**Exercise goal:**
Write out the entries exactly. None of the pictures should appear in the copy.

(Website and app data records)
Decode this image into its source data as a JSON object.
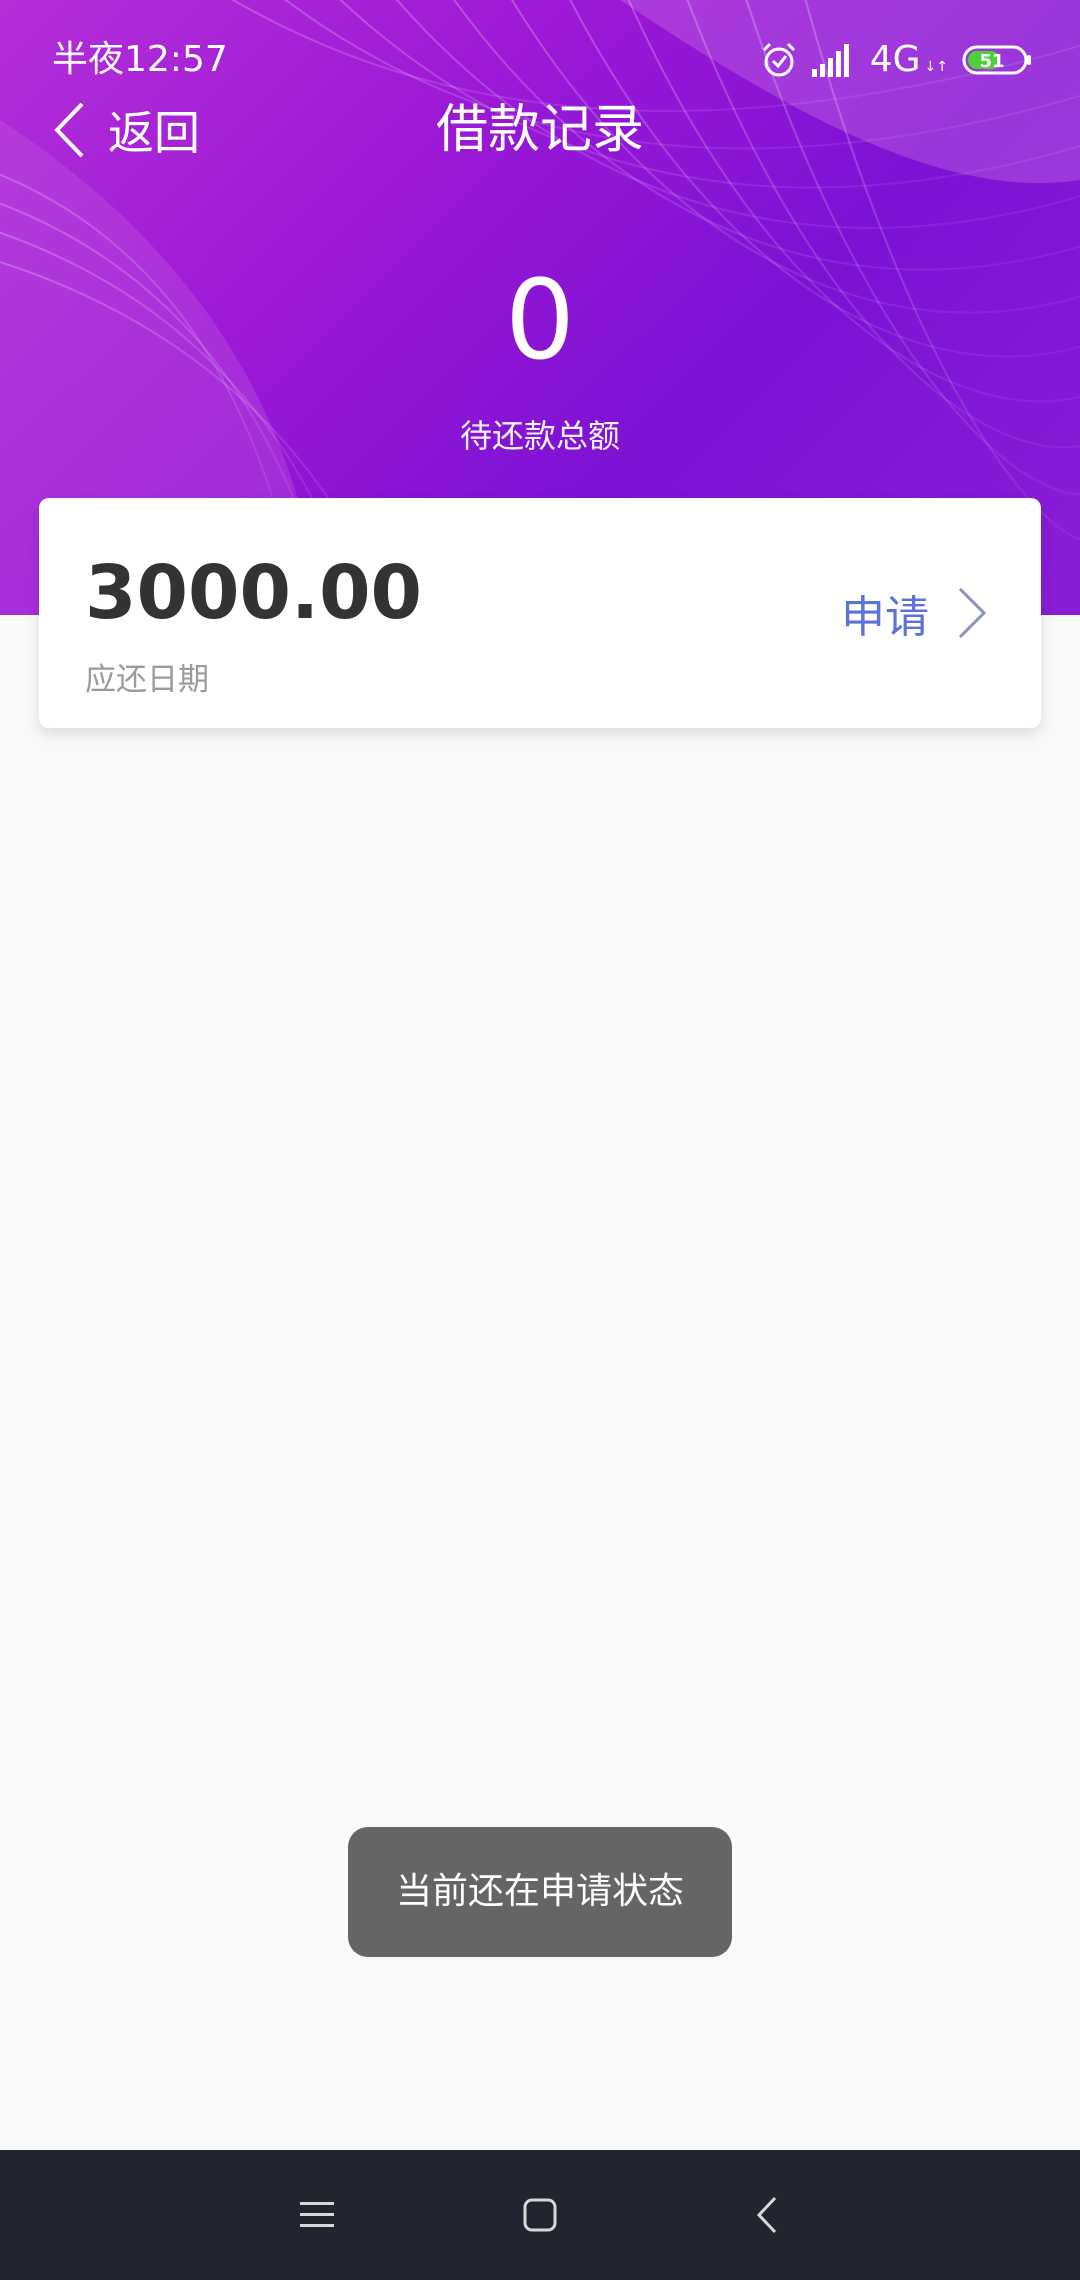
{
  "status_bar": {
    "time": "半夜12:57",
    "network": "4G",
    "network_arrows": "↓↑",
    "battery": "51",
    "icons": [
      "alarm-icon",
      "signal-icon",
      "battery-icon"
    ]
  },
  "nav": {
    "back_label": "返回",
    "title": "借款记录"
  },
  "summary": {
    "pending_amount": "0",
    "pending_label": "待还款总额"
  },
  "loan_card": {
    "amount": "3000.00",
    "due_label": "应还日期",
    "status_label": "申请"
  },
  "toast": {
    "message": "当前还在申请状态"
  },
  "system_nav": {
    "icons": [
      "menu-icon",
      "home-icon",
      "back-icon"
    ]
  },
  "colors": {
    "header_start": "#b42fd8",
    "header_end": "#7d12d3",
    "accent_link": "#5b73d8",
    "battery_green": "#4cd137",
    "nav_bar": "#222530",
    "toast_bg": "#656565"
  }
}
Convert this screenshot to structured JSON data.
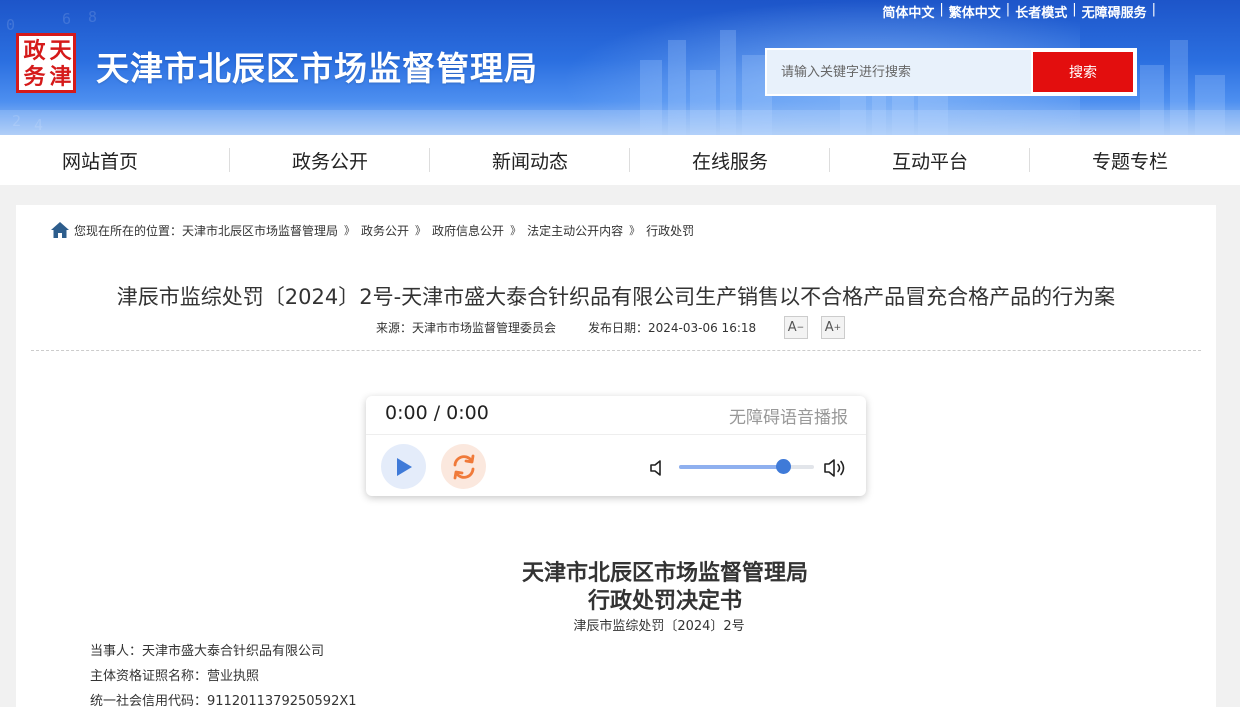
{
  "header": {
    "logo_chars": [
      "政",
      "天",
      "务",
      "津"
    ],
    "site_title": "天津市北辰区市场监督管理局",
    "top_links": [
      "简体中文",
      "繁体中文",
      "长者模式",
      "无障碍服务"
    ],
    "search": {
      "placeholder": "请输入关键字进行搜索",
      "button": "搜索"
    },
    "banner_digits": [
      "6",
      "8",
      "0",
      "2",
      "4"
    ]
  },
  "nav": {
    "items": [
      "网站首页",
      "政务公开",
      "新闻动态",
      "在线服务",
      "互动平台",
      "专题专栏"
    ]
  },
  "breadcrumb": {
    "prefix": "您现在所在的位置：",
    "items": [
      "天津市北辰区市场监督管理局",
      "政务公开",
      "政府信息公开",
      "法定主动公开内容",
      "行政处罚"
    ],
    "separator": "》"
  },
  "article": {
    "title": "津辰市监综处罚〔2024〕2号-天津市盛大泰合针织品有限公司生产销售以不合格产品冒充合格产品的行为案",
    "source": "来源：天津市市场监督管理委员会",
    "date": "发布日期：2024-03-06 16:18",
    "font_smaller": "A",
    "font_larger": "A"
  },
  "player": {
    "time": "0:00 / 0:00",
    "label": "无障碍语音播报",
    "volume": 0.77,
    "icons": [
      "play-icon",
      "loop-icon",
      "volume-low-icon",
      "volume-high-icon"
    ]
  },
  "document": {
    "org": "天津市北辰区市场监督管理局",
    "type": "行政处罚决定书",
    "number": "津辰市监综处罚〔2024〕2号",
    "lines": [
      "当事人：天津市盛大泰合针织品有限公司",
      "主体资格证照名称：营业执照",
      "统一社会信用代码：9112011379250592X1"
    ]
  },
  "colors": {
    "banner_blue": "#2b6fe0",
    "search_red": "#e30e0e",
    "logo_red": "#d51a1a",
    "play_blue": "#3f7ad8",
    "loop_orange": "#f07a3a"
  }
}
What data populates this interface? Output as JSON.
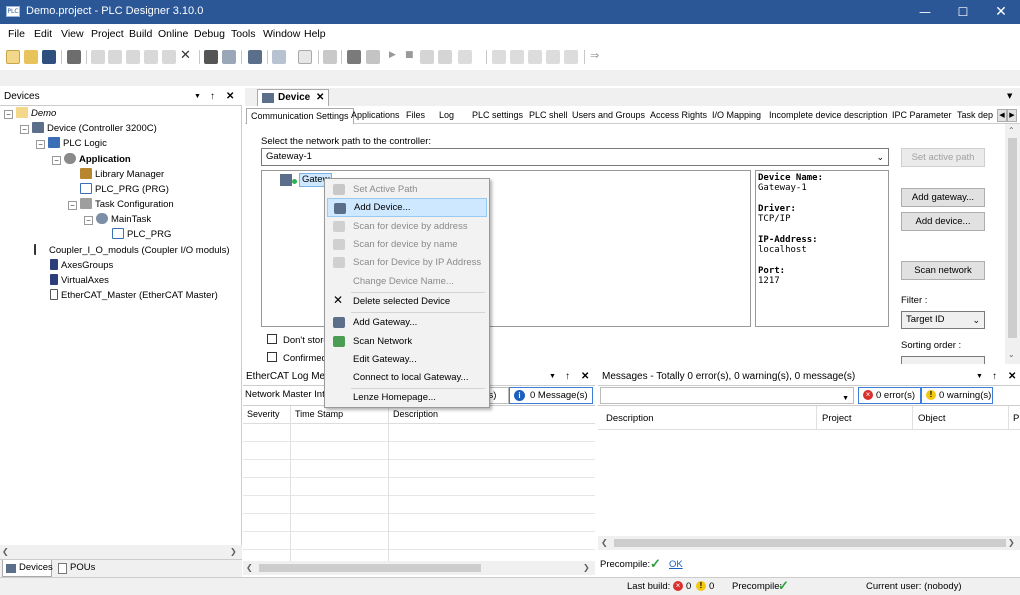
{
  "window": {
    "title": "Demo.project - PLC Designer 3.10.0",
    "app_icon_text": "PLC"
  },
  "menu": [
    "File",
    "Edit",
    "View",
    "Project",
    "Build",
    "Online",
    "Debug",
    "Tools",
    "Window",
    "Help"
  ],
  "devices_panel": {
    "title": "Devices",
    "tree": [
      {
        "label": "Demo",
        "level": 0,
        "italic": true
      },
      {
        "label": "Device (Controller 3200C)",
        "level": 1
      },
      {
        "label": "PLC Logic",
        "level": 2
      },
      {
        "label": "Application",
        "level": 3,
        "bold": true
      },
      {
        "label": "Library Manager",
        "level": 4
      },
      {
        "label": "PLC_PRG (PRG)",
        "level": 4
      },
      {
        "label": "Task Configuration",
        "level": 4
      },
      {
        "label": "MainTask",
        "level": 5
      },
      {
        "label": "PLC_PRG",
        "level": 6
      },
      {
        "label": "Coupler_I_O_moduls (Coupler I/O moduls)",
        "level": 1
      },
      {
        "label": "AxesGroups",
        "level": 1
      },
      {
        "label": "VirtualAxes",
        "level": 1
      },
      {
        "label": "EtherCAT_Master (EtherCAT Master)",
        "level": 1
      }
    ],
    "bottom_tabs": [
      "Devices",
      "POUs"
    ]
  },
  "editor": {
    "doc_tab": "Device",
    "tabs": [
      "Communication Settings",
      "Applications",
      "Files",
      "Log",
      "PLC settings",
      "PLC shell",
      "Users and Groups",
      "Access Rights",
      "I/O Mapping",
      "Incomplete device description",
      "IPC Parameter",
      "Task dep"
    ],
    "network_prompt": "Select the network path to the controller:",
    "network_value": "Gateway-1",
    "set_active_path": "Set active path",
    "gateway_node": "Gatew",
    "device_info": {
      "name_label": "Device Name:",
      "name_value": "Gateway-1",
      "driver_label": "Driver:",
      "driver_value": "TCP/IP",
      "ip_label": "IP-Address:",
      "ip_value": "localhost",
      "port_label": "Port:",
      "port_value": "1217"
    },
    "add_gateway": "Add gateway...",
    "add_device": "Add device...",
    "scan_network": "Scan network",
    "filter_label": "Filter :",
    "filter_value": "Target ID",
    "sorting_label": "Sorting order :",
    "chk1": "Don't store",
    "chk2": "Confirmed o"
  },
  "context_menu": [
    {
      "label": "Set Active Path",
      "disabled": true,
      "icon": "set-path-icon"
    },
    {
      "label": "Add Device...",
      "highlight": true,
      "icon": "add-device-icon"
    },
    {
      "label": "Scan for device by address",
      "disabled": true,
      "icon": "scan-address-icon"
    },
    {
      "label": "Scan for device by name",
      "disabled": true,
      "icon": "scan-name-icon"
    },
    {
      "label": "Scan for Device by IP Address",
      "disabled": true,
      "icon": "scan-ip-icon"
    },
    {
      "label": "Change Device Name...",
      "disabled": true
    },
    {
      "sep": true
    },
    {
      "label": "Delete selected Device",
      "icon": "delete-icon"
    },
    {
      "sep": true
    },
    {
      "label": "Add Gateway...",
      "icon": "add-gateway-icon"
    },
    {
      "label": "Scan Network",
      "icon": "scan-network-icon"
    },
    {
      "label": "Edit Gateway..."
    },
    {
      "label": "Connect to local Gateway..."
    },
    {
      "sep": true
    },
    {
      "label": "Lenze Homepage..."
    }
  ],
  "ethercat_log": {
    "title": "EtherCAT Log Messa",
    "filter": "Network Master Inte",
    "warnings_frag": "g(s)",
    "messages": "0 Message(s)",
    "columns": [
      "Severity",
      "Time Stamp",
      "Description"
    ]
  },
  "messages_panel": {
    "title": "Messages - Totally 0 error(s), 0 warning(s), 0 message(s)",
    "errors": "0 error(s)",
    "warnings": "0 warning(s)",
    "columns": [
      "Description",
      "Project",
      "Object",
      "P"
    ]
  },
  "precompile": {
    "label": "Precompile:",
    "ok": "OK"
  },
  "status": {
    "last_build": "Last build:",
    "errors": "0",
    "warnings": "0",
    "precompile": "Precompile:",
    "user": "Current user: (nobody)"
  }
}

**Task response:**
Decode this image into its source data as a JSON object.
{
  "status_bar": {
    "time": "半夜12:57",
    "network": "4G",
    "network_arrows": "↓↑",
    "battery": "51",
    "icons": [
      "alarm-icon",
      "signal-icon",
      "battery-icon"
    ]
  },
  "nav": {
    "back_label": "返回",
    "title": "借款记录"
  },
  "summary": {
    "pending_amount": "0",
    "pending_label": "待还款总额"
  },
  "loan_card": {
    "amount": "3000.00",
    "due_label": "应还日期",
    "status_label": "申请"
  },
  "toast": {
    "message": "当前还在申请状态"
  },
  "system_nav": {
    "icons": [
      "menu-icon",
      "home-icon",
      "back-icon"
    ]
  },
  "colors": {
    "header_start": "#b42fd8",
    "header_end": "#7d12d3",
    "accent_link": "#5b73d8",
    "battery_green": "#4cd137",
    "nav_bar": "#222530",
    "toast_bg": "#656565"
  }
}
Convert this screenshot to structured JSON data.
{
  "header": {
    "logo_chars": [
      "政",
      "天",
      "务",
      "津"
    ],
    "site_title": "天津市北辰区市场监督管理局",
    "top_links": [
      "简体中文",
      "繁体中文",
      "长者模式",
      "无障碍服务"
    ],
    "search": {
      "placeholder": "请输入关键字进行搜索",
      "button": "搜索"
    },
    "banner_digits": [
      "6",
      "8",
      "0",
      "2",
      "4"
    ]
  },
  "nav": {
    "items": [
      "网站首页",
      "政务公开",
      "新闻动态",
      "在线服务",
      "互动平台",
      "专题专栏"
    ]
  },
  "breadcrumb": {
    "prefix": "您现在所在的位置：",
    "items": [
      "天津市北辰区市场监督管理局",
      "政务公开",
      "政府信息公开",
      "法定主动公开内容",
      "行政处罚"
    ],
    "separator": "》"
  },
  "article": {
    "title": "津辰市监综处罚〔2024〕2号-天津市盛大泰合针织品有限公司生产销售以不合格产品冒充合格产品的行为案",
    "source": "来源：天津市市场监督管理委员会",
    "date": "发布日期：2024-03-06 16:18",
    "font_smaller": "A",
    "font_larger": "A"
  },
  "player": {
    "time": "0:00 / 0:00",
    "label": "无障碍语音播报",
    "volume": 0.77,
    "icons": [
      "play-icon",
      "loop-icon",
      "volume-low-icon",
      "volume-high-icon"
    ]
  },
  "document": {
    "org": "天津市北辰区市场监督管理局",
    "type": "行政处罚决定书",
    "number": "津辰市监综处罚〔2024〕2号",
    "lines": [
      "当事人：天津市盛大泰合针织品有限公司",
      "主体资格证照名称：营业执照",
      "统一社会信用代码：9112011379250592X1"
    ]
  },
  "colors": {
    "banner_blue": "#2b6fe0",
    "search_red": "#e30e0e",
    "logo_red": "#d51a1a",
    "play_blue": "#3f7ad8",
    "loop_orange": "#f07a3a"
  }
}
What data populates this interface? Output as JSON.
{
  "window": {
    "title": "Demo.project - PLC Designer 3.10.0",
    "app_icon_text": "PLC"
  },
  "menu": [
    "File",
    "Edit",
    "View",
    "Project",
    "Build",
    "Online",
    "Debug",
    "Tools",
    "Window",
    "Help"
  ],
  "devices_panel": {
    "title": "Devices",
    "tree": [
      {
        "label": "Demo",
        "level": 0,
        "italic": true
      },
      {
        "label": "Device (Controller 3200C)",
        "level": 1
      },
      {
        "label": "PLC Logic",
        "level": 2
      },
      {
        "label": "Application",
        "level": 3,
        "bold": true
      },
      {
        "label": "Library Manager",
        "level": 4
      },
      {
        "label": "PLC_PRG (PRG)",
        "level": 4
      },
      {
        "label": "Task Configuration",
        "level": 4
      },
      {
        "label": "MainTask",
        "level": 5
      },
      {
        "label": "PLC_PRG",
        "level": 6
      },
      {
        "label": "Coupler_I_O_moduls (Coupler I/O moduls)",
        "level": 1
      },
      {
        "label": "AxesGroups",
        "level": 1
      },
      {
        "label": "VirtualAxes",
        "level": 1
      },
      {
        "label": "EtherCAT_Master (EtherCAT Master)",
        "level": 1
      }
    ],
    "bottom_tabs": [
      "Devices",
      "POUs"
    ]
  },
  "editor": {
    "doc_tab": "Device",
    "tabs": [
      "Communication Settings",
      "Applications",
      "Files",
      "Log",
      "PLC settings",
      "PLC shell",
      "Users and Groups",
      "Access Rights",
      "I/O Mapping",
      "Incomplete device description",
      "IPC Parameter",
      "Task dep"
    ],
    "network_prompt": "Select the network path to the controller:",
    "network_value": "Gateway-1",
    "set_active_path": "Set active path",
    "gateway_node": "Gatew",
    "device_info": {
      "name_label": "Device Name:",
      "name_value": "Gateway-1",
      "driver_label": "Driver:",
      "driver_value": "TCP/IP",
      "ip_label": "IP-Address:",
      "ip_value": "localhost",
      "port_label": "Port:",
      "port_value": "1217"
    },
    "add_gateway": "Add gateway...",
    "add_device": "Add device...",
    "scan_network": "Scan network",
    "filter_label": "Filter :",
    "filter_value": "Target ID",
    "sorting_label": "Sorting order :",
    "chk1": "Don't store",
    "chk2": "Confirmed o"
  },
  "context_menu": [
    {
      "label": "Set Active Path",
      "disabled": true,
      "icon": "set-path-icon"
    },
    {
      "label": "Add Device...",
      "highlight": true,
      "icon": "add-device-icon"
    },
    {
      "label": "Scan for device by address",
      "disabled": true,
      "icon": "scan-address-icon"
    },
    {
      "label": "Scan for device by name",
      "disabled": true,
      "icon": "scan-name-icon"
    },
    {
      "label": "Scan for Device by IP Address",
      "disabled": true,
      "icon": "scan-ip-icon"
    },
    {
      "label": "Change Device Name...",
      "disabled": true
    },
    {
      "sep": true
    },
    {
      "label": "Delete selected Device",
      "icon": "delete-icon"
    },
    {
      "sep": true
    },
    {
      "label": "Add Gateway...",
      "icon": "add-gateway-icon"
    },
    {
      "label": "Scan Network",
      "icon": "scan-network-icon"
    },
    {
      "label": "Edit Gateway..."
    },
    {
      "label": "Connect to local Gateway..."
    },
    {
      "sep": true
    },
    {
      "label": "Lenze Homepage..."
    }
  ],
  "ethercat_log": {
    "title": "EtherCAT Log Messa",
    "filter": "Network Master Inte",
    "warnings_frag": "g(s)",
    "messages": "0 Message(s)",
    "columns": [
      "Severity",
      "Time Stamp",
      "Description"
    ]
  },
  "messages_panel": {
    "title": "Messages - Totally 0 error(s), 0 warning(s), 0 message(s)",
    "errors": "0 error(s)",
    "warnings": "0 warning(s)",
    "columns": [
      "Description",
      "Project",
      "Object",
      "P"
    ]
  },
  "precompile": {
    "label": "Precompile:",
    "ok": "OK"
  },
  "status": {
    "last_build": "Last build:",
    "errors": "0",
    "warnings": "0",
    "precompile": "Precompile:",
    "user": "Current user: (nobody)"
  }
}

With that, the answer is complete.